Directions for this task –
Select the lines of the records containing the word "title" and list them.

Recorded information –
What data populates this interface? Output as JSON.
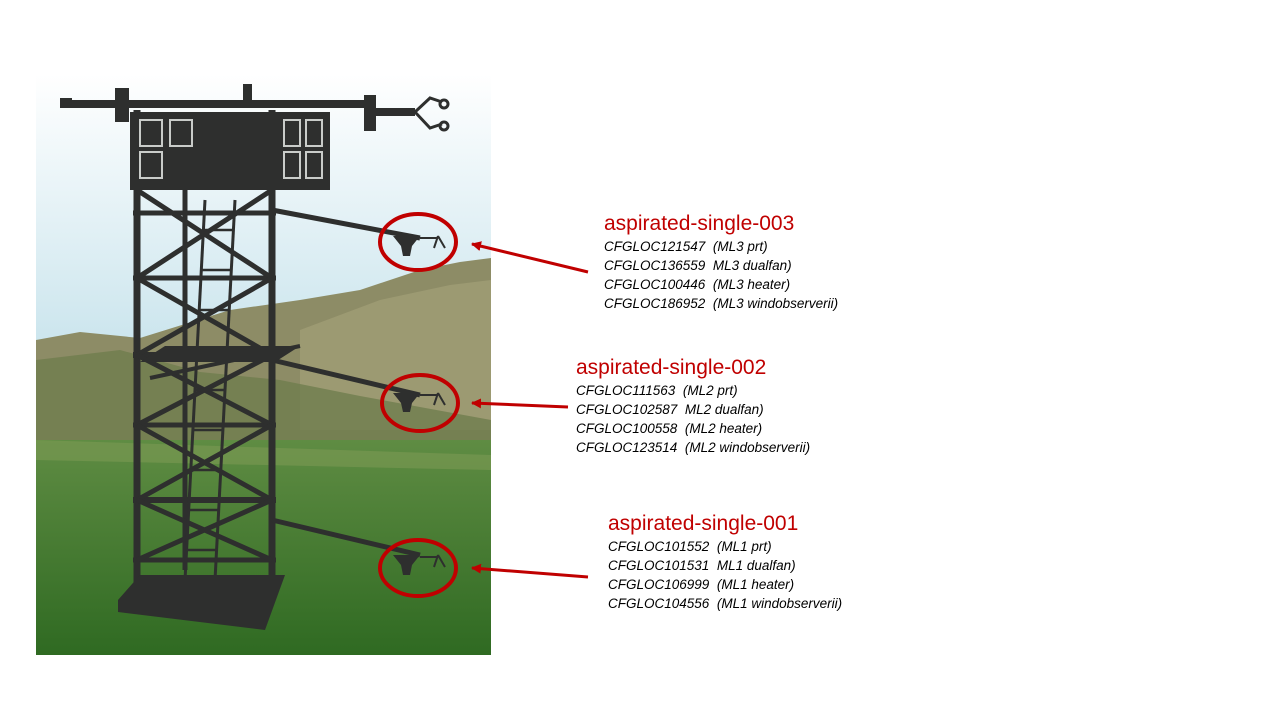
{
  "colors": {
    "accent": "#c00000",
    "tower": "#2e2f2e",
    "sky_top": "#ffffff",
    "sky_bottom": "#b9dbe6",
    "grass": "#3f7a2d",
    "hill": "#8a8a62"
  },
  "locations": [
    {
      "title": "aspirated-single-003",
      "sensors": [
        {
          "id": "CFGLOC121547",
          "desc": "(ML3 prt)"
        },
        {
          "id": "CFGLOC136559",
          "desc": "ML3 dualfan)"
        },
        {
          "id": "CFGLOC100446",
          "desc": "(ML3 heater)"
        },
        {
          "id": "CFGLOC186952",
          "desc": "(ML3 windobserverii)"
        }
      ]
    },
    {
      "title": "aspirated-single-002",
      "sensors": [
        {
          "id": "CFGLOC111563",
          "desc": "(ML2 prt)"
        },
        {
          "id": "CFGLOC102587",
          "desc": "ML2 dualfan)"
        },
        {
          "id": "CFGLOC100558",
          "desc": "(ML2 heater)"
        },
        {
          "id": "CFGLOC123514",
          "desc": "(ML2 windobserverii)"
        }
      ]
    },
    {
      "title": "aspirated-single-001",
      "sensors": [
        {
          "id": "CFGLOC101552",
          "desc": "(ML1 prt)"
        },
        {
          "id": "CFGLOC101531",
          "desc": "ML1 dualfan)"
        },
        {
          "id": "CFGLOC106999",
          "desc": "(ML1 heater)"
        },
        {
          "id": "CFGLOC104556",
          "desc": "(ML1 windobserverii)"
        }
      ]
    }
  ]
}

Result of this exercise –
      "title": "aspirated-single-003",
      "title": "aspirated-single-002",
      "title": "aspirated-single-001",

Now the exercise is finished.